“1. (1) Subject to subsection (2), no person shall operate a commercial motor vehicle or any combination of a commercial motor vehicle and a towed vehicle that exceeds 6.5 metres in length, except a bus, an ambulance or a fire apparatus, in the left lane or, where the left lane has been designated as a high occupancy vehicle lane, in the lane adjacent to the high occupancy vehicle lane of those portions of a highway described in the Schedules. R.R.O. 1990, Reg. 608, s. 1 (1); O. Reg. 619/05, s. 1 (1); O. Reg. 201/16, s. 1.”
How many times have you seen an impatient transport truck driver pull into the inside lane of the 400 or 401? Again, this is a 5 CVOR point offence that could end their career in the industry and has the same CVOR point penalty as having jackknifed their truck into the ditch under a Careless Driving offence.
For regular drivers, we all have the basic concerns about court penalties, demerit points, driving record, and the impact to insurance costs that a conviction at court can bring. Commercial motor vehicle charges not only bring these same concerns to the driver with their personal driving record, but they also bring a record of conviction and potential CVOR points to their company and could result in the loss of employability in the transportation industry. This places an extra importance on CMV drivers in seeking to avoid or mitigate any charges from the police at court. A single serious offence or multiple minor convictions can have enormous, life altering consequences.

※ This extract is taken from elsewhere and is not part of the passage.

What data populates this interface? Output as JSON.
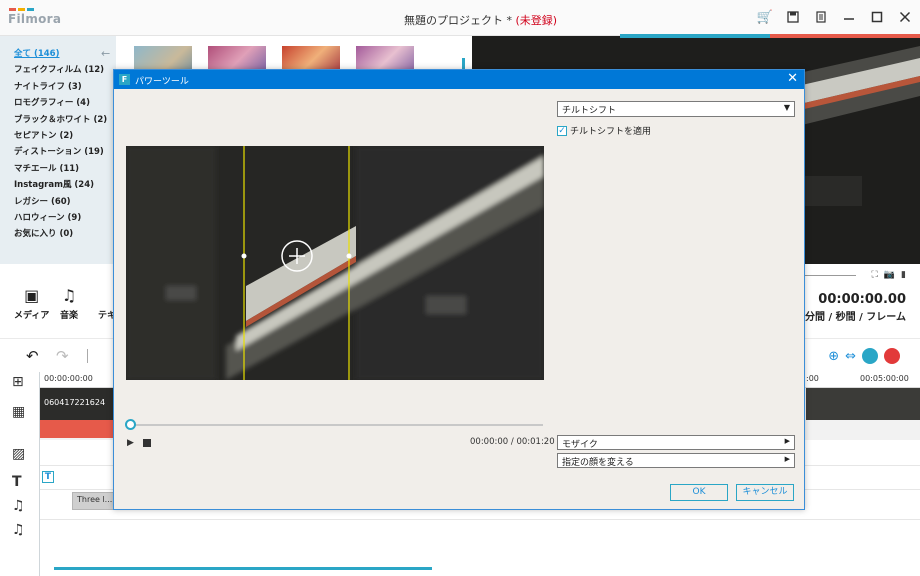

If you are charged by the police, the time to seek out information on the pending penalties and your legal options is immediately after you have been charged. There will be a limited window of time to have your case filed with the court and in serious offences there may be a mandatory first appearance hearing listed on your offence notice. OTD Legal Services provides a no-cost, no-obligation initial consultation to understand your case, as well as provide you with basic information and a quote for legal services. A few minutes on the phone can help orient you in how you wish to best proceed in protecting your personal interests and help to avoid any potential consequences. Our friendly staff can be reached via our toll-free number 1-844-647-6869 or by email at firstname.lastname@example.org.